The Federal Communications Commission released an in-house study Monday that
used laboratory conditions to model the behavior of cable-system and
cable-network owners based on the number of subscribers controlled by the
The FCC asked Pennsylvania State University economist Anthony M. Kwasnica to
run 'experimental economics' studies in part to help the agency craft rules
capping the number of pay TV subscribers one cable company may serve.
The lab tests involved students in the roles of cable operators and
programmers in bargaining situations.
According to a summary, the 117-page study found that from a programmer's
perspective, a cable company with 27 percent of subscribers had about the same
bargaining power as a cable company with 51 percent.
The study also found that a direct-broadcast satellite carrier would pay
higher programming fees in a market dominated by two MSOs with 44 percent and 39
percent market shares, respectively, than in a market where the largest MSO had
27 percent share.
In other findings, the FCC study disclosed that networks with the least

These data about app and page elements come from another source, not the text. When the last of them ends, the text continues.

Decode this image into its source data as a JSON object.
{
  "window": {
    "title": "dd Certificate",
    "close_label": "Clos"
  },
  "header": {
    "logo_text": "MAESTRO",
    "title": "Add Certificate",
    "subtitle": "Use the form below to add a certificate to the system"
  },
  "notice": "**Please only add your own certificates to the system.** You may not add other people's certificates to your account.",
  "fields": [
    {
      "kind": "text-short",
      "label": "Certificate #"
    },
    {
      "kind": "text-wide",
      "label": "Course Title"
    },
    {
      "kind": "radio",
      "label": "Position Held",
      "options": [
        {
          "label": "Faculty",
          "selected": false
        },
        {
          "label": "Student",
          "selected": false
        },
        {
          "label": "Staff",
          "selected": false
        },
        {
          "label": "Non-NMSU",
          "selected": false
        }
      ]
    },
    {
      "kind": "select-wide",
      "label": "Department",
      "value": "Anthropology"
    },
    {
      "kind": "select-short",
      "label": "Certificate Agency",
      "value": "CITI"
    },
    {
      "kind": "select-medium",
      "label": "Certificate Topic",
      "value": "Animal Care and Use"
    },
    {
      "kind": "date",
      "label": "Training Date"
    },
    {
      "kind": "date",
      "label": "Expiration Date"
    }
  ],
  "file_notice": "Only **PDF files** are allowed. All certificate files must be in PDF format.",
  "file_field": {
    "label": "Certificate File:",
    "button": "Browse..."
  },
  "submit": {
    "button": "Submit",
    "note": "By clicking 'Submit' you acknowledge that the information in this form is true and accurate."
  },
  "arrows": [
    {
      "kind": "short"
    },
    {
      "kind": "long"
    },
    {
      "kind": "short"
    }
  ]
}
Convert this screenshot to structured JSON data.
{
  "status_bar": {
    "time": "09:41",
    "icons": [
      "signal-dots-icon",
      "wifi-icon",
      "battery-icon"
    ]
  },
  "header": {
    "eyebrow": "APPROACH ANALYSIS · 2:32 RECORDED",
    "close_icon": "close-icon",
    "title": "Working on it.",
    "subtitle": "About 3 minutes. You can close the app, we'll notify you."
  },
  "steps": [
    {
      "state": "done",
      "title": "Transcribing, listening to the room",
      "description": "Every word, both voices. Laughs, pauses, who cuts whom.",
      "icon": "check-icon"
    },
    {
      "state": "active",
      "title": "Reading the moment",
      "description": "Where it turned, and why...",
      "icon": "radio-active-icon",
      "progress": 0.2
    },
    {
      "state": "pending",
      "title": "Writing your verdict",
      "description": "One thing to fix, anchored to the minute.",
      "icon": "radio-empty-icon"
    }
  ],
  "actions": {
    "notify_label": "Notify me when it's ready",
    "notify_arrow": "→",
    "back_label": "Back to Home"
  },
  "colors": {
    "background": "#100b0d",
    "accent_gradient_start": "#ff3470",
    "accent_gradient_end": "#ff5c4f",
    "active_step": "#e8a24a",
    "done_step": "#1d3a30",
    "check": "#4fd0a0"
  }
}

popular programming had the most trouble collecting carriage fees that covered